Lecturer: Dr. Barla Cambazoglu
Large-scale retrieval systems are indispensable tools for accessing the information available in the Web. In practice, there are two fundamental challenges faced by these systems: i) achieving high effectiveness when serving user queries and ii) doing this efficiently. In this context, effectiveness refers to understanding users’ information needs, often expressed by a few query terms, and providing high-quality search results that satisfy these needs. Efficiency refers to the speed at which a retrieval system is able to respond to search requests and its capability to operate under heavy query workloads. This tutorial aims to give an overview of the techniques employed by the state-of-the-art web retrieval systems to tackle the above-mentioned effectiveness and efficiency challenges.
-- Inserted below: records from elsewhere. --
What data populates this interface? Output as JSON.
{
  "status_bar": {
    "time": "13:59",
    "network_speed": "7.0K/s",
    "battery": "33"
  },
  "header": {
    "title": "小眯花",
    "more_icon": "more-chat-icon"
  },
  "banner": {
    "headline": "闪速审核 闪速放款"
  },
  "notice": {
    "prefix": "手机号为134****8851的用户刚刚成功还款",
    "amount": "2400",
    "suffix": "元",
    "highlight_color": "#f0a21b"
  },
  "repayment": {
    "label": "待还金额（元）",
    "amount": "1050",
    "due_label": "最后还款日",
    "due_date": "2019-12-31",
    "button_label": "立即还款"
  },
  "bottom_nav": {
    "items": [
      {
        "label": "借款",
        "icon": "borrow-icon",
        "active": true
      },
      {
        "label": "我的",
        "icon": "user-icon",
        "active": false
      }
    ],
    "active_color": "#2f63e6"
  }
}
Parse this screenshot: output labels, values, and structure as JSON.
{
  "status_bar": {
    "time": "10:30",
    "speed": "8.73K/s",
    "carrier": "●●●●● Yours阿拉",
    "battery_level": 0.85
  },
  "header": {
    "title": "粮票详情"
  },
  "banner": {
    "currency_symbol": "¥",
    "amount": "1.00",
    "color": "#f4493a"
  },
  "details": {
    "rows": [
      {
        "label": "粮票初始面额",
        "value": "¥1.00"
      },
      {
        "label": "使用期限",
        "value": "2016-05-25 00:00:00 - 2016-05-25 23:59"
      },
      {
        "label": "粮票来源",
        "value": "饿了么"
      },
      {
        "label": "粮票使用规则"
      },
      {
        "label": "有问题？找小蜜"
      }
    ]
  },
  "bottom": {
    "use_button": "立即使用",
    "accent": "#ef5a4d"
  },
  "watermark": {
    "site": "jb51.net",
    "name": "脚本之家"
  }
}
The main body of the tutorial is accordingly composed of two parts (they are roughly balanced in terms of length). In the first part of the tutorial, we first take a system-centric view and discuss document indexing and query processing in web retrieval systems (covering many technical issues that may affect the quality of generated search results, such as spam filtering, deduplication, ranking, result diversification, snippet generation). We then take a user-centric view and discuss various evaluation metrics employed for estimating user satisfaction with search results. In the second part of the tutorial, we shift our focus to efficiency and scalability issues in web retrieval. In particular, we present alternative indexing and search architectures as well as some specific optimizations, such as index compression, skipping, early termination, and result caching. Moreover, we briefly talk about the implications of efficiency improvements on users’ engagement with the retrieval system.